> **Exercise**: Exactly how many lines in the data below contain the string "JSON"? Give that number and nothing else.

(Data for this exercise)

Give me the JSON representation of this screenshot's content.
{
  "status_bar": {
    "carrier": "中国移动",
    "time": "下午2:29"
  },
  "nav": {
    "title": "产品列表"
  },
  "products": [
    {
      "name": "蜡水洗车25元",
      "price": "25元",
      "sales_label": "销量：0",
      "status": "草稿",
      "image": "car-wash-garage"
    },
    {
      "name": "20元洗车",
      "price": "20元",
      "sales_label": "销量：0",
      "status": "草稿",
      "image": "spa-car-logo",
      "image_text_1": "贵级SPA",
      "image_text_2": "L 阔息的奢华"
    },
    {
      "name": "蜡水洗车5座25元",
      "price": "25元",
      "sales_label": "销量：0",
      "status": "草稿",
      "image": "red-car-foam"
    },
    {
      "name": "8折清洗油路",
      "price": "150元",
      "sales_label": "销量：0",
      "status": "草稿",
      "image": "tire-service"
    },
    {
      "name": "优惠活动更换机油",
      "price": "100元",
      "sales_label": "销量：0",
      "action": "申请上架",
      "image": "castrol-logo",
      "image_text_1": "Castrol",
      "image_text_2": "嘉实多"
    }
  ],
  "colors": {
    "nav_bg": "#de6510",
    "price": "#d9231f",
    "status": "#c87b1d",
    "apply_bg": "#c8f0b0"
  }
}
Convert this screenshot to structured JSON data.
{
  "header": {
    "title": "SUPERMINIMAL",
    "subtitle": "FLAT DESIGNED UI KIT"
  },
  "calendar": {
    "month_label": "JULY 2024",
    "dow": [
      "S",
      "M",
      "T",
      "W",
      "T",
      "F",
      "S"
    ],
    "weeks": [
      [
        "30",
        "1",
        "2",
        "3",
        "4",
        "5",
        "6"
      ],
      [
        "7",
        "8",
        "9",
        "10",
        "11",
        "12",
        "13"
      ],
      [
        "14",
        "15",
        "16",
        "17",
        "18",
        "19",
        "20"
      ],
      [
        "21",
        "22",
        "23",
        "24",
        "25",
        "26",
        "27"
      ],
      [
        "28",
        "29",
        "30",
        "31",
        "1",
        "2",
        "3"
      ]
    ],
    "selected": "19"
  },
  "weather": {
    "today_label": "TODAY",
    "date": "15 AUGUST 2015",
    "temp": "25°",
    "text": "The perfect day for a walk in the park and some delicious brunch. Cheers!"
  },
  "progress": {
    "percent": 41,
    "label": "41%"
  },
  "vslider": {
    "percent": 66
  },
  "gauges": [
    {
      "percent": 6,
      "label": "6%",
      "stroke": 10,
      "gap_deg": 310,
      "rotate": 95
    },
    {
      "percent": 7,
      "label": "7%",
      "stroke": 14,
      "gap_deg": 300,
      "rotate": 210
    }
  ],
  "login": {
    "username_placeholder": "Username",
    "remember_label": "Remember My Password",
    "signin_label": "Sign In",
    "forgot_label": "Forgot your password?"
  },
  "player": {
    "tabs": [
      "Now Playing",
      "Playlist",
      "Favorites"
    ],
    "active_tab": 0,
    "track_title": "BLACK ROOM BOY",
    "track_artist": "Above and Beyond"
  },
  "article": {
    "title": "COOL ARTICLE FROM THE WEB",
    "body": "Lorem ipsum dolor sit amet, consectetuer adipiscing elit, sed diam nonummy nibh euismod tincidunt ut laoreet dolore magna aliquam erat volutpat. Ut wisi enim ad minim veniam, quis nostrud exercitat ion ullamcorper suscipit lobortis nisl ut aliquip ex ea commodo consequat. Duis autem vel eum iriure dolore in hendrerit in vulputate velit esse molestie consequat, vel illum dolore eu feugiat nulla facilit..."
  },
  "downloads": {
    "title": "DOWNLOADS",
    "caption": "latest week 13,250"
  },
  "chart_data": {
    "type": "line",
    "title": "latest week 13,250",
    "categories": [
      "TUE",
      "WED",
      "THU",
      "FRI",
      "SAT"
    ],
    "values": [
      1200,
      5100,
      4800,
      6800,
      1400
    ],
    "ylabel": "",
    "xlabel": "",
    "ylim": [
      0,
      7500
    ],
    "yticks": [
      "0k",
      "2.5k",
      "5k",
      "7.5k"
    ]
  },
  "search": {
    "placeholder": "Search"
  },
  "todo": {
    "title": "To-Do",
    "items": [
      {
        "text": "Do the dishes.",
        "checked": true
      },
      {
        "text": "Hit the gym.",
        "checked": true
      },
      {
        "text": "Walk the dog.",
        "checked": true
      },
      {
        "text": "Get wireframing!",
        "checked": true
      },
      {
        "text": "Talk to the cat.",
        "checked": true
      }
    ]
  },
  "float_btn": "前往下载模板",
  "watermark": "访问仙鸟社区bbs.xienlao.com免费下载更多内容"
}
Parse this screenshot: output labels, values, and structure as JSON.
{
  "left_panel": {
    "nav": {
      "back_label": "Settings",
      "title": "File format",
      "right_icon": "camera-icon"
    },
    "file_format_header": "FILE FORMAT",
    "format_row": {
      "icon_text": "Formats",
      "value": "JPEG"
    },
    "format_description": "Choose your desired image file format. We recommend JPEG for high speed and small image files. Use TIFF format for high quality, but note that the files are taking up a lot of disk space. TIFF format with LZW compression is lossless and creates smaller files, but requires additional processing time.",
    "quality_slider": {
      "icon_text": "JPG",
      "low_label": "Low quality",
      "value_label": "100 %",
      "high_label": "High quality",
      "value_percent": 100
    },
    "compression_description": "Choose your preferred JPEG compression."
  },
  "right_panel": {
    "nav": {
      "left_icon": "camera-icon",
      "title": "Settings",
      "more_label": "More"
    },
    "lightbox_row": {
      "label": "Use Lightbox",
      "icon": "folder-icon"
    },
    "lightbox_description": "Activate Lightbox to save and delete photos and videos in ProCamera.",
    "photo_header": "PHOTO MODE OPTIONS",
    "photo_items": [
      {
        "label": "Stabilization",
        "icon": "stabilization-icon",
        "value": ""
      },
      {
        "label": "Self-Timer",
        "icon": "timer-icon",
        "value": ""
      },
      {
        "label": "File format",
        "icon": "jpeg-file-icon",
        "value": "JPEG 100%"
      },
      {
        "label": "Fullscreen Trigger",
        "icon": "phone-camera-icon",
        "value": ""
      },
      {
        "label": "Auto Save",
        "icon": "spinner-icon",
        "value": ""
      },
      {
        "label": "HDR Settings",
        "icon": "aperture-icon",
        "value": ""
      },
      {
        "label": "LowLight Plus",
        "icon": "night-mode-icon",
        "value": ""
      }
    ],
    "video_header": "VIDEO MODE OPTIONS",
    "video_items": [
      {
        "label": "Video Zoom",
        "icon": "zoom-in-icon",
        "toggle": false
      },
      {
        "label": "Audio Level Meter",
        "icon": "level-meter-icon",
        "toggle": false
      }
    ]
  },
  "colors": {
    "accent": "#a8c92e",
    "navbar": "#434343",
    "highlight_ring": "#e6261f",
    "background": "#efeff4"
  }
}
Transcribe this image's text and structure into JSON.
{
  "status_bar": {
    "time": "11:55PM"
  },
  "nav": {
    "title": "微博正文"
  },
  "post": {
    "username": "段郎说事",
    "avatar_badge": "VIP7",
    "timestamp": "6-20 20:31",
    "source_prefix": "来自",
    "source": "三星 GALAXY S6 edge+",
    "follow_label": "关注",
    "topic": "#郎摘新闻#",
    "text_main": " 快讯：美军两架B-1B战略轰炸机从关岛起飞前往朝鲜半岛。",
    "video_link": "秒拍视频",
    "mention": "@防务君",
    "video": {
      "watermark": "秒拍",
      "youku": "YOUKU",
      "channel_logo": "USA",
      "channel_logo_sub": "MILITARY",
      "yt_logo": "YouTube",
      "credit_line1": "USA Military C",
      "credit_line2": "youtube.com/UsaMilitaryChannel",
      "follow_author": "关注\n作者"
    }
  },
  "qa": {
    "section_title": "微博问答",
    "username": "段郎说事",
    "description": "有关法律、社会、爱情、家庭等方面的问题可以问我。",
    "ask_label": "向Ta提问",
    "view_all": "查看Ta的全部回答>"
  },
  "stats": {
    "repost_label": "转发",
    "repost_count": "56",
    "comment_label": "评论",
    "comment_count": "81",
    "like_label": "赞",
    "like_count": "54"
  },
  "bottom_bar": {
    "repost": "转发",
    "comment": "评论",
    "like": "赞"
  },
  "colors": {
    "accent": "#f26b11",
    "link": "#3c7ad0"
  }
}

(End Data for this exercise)

> **Task answer**: 4